Coking coal will stay on the list of raw materials critical for the European Union after Poland, a key producer of the energy source, succeeded in persuading the Commission after the latter published its proposal for a new Critical Raw Materials Act.

Of key importance to Poland, coking coal serves the production of steel used, among other things, in wind turbines. Polish company Jastrzębska Spółka Węglowa S.A. is the EU’s largest producer of that material.

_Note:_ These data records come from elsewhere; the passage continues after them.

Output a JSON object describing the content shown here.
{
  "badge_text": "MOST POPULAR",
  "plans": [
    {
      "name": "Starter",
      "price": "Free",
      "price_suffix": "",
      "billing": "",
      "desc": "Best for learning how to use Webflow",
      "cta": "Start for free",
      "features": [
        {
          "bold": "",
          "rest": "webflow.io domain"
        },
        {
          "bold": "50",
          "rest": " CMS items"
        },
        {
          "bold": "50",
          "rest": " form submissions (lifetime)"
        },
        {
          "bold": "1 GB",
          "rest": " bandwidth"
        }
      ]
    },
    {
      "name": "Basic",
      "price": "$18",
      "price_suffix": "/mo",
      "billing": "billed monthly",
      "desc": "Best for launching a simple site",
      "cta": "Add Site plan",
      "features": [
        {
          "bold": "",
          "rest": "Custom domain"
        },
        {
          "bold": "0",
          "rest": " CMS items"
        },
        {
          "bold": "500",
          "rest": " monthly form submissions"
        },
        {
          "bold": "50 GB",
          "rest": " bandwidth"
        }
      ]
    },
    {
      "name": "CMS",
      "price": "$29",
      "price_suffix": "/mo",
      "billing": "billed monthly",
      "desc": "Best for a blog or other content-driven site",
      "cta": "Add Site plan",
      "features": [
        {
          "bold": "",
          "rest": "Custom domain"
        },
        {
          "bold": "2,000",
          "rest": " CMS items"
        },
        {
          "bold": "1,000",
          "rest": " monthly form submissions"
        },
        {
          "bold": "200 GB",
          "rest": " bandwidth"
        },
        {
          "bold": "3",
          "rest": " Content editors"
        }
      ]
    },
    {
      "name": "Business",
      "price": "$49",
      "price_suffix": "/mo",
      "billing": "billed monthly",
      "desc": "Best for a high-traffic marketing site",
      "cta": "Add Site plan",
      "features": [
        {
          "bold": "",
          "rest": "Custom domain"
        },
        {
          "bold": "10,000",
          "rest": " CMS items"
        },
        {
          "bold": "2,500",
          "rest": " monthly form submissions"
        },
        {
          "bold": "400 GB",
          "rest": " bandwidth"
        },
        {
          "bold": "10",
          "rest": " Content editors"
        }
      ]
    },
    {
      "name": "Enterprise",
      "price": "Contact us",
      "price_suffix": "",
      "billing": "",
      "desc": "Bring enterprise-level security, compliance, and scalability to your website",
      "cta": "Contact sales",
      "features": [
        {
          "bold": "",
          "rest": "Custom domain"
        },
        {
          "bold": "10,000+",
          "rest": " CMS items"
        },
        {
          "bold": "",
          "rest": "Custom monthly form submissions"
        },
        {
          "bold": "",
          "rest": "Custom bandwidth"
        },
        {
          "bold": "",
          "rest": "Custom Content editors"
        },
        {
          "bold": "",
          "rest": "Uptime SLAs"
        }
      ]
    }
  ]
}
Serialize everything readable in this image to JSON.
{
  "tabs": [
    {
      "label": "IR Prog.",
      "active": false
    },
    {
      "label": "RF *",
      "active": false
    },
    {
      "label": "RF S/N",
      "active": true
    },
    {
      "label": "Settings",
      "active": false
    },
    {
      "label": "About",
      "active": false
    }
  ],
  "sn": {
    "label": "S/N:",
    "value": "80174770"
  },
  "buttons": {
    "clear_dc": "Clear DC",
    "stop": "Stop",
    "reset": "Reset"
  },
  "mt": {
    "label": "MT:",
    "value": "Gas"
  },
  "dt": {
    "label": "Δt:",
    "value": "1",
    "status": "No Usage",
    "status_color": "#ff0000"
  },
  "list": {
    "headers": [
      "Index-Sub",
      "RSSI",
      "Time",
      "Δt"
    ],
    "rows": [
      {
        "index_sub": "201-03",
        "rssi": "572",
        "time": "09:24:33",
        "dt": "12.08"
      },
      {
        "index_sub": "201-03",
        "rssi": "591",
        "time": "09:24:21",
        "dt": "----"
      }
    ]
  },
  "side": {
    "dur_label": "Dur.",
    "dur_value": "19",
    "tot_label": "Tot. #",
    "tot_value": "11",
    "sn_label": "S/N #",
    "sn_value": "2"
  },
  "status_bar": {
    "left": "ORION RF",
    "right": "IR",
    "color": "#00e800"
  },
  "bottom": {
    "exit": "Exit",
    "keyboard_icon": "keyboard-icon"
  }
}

“We succeeded! Coking coal (will remain) a raw material in the European Union. I am pleased that the European Commission again acceded to my appeal – especially when we cut off Russian energy sources and are accelerating the green transition,” tweeted Jerzy Buzek, a former European Parliament President and currently MEP from the opposition Civic Coalition (PO, EPP).

The Commission’s decision to allow coking coal to remain on the list since 2014 would facilitate gaining EU funds for future investments connected to coking coal and creating jobs, said Buzek.

Coking coal is also essential for Poland’s metal-forming industry. At the same time, steel is needed for the building of wind turbines, solar instalments and the development of the railway industry, the MEP added, quoted by Dziennik Gazeta Prawna.

The Commission publishes its Critical Raw Materials list from 2011 and updates it every four years with materials that “are crucial to technologies important to Europe’s green and digital ambitions and for defence and space applications,” the Commission said.

The Critical Raw Materials Act, associated with the list of critical raw materials, sets clear benchmarks for domestic capacities along the strategic raw material supply chain and to diversify EU supply by 2030: at least 10% of the EU’s annual consumption for extraction, at least 40% of the EU’s annual consumption for processing, at least 15% of the EU’s annual consumption for recycling and not more than 65% of the Union’s annual consumption of each strategic raw material at any relevant stage of processing from a single third country.

(Aleksandra Krzysztoszek | EURACTIV.pl)